ACTIVITY
Match on the string "title" in the entries below and return every matching line.

*** Opening of GIVEN DATA ***

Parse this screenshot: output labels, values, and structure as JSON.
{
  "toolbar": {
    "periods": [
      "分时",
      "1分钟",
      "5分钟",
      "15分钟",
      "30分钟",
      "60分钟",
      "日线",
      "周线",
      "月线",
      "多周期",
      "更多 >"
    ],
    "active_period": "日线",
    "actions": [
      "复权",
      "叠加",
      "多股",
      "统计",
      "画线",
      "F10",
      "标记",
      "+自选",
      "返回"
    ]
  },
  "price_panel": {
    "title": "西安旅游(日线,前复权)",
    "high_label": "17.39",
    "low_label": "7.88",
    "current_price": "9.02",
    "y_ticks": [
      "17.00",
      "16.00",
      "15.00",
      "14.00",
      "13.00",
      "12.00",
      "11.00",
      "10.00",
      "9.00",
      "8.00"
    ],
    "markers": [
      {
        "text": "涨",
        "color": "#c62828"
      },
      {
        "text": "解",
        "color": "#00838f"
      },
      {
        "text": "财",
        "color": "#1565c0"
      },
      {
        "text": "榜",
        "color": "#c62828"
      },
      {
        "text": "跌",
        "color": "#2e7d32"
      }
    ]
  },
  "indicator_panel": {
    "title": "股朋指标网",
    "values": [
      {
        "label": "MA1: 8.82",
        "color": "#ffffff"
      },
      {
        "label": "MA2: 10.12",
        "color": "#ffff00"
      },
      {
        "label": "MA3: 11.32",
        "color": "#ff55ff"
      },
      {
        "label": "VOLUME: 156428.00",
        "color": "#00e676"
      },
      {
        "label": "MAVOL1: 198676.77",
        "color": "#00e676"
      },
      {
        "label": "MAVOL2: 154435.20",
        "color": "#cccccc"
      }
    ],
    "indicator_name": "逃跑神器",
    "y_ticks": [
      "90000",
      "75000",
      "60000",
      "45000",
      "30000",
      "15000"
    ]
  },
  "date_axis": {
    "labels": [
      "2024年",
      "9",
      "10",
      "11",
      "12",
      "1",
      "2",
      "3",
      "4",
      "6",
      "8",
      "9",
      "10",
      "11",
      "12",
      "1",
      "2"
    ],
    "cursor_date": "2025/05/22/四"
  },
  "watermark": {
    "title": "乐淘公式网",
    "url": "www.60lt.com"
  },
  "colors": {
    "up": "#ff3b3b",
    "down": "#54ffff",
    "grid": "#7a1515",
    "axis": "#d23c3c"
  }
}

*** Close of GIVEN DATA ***

ANSWER TO THIS TASK
    "title": "西安旅游(日线,前复权)",
    "title": "股朋指标网",
    "title": "乐淘公式网",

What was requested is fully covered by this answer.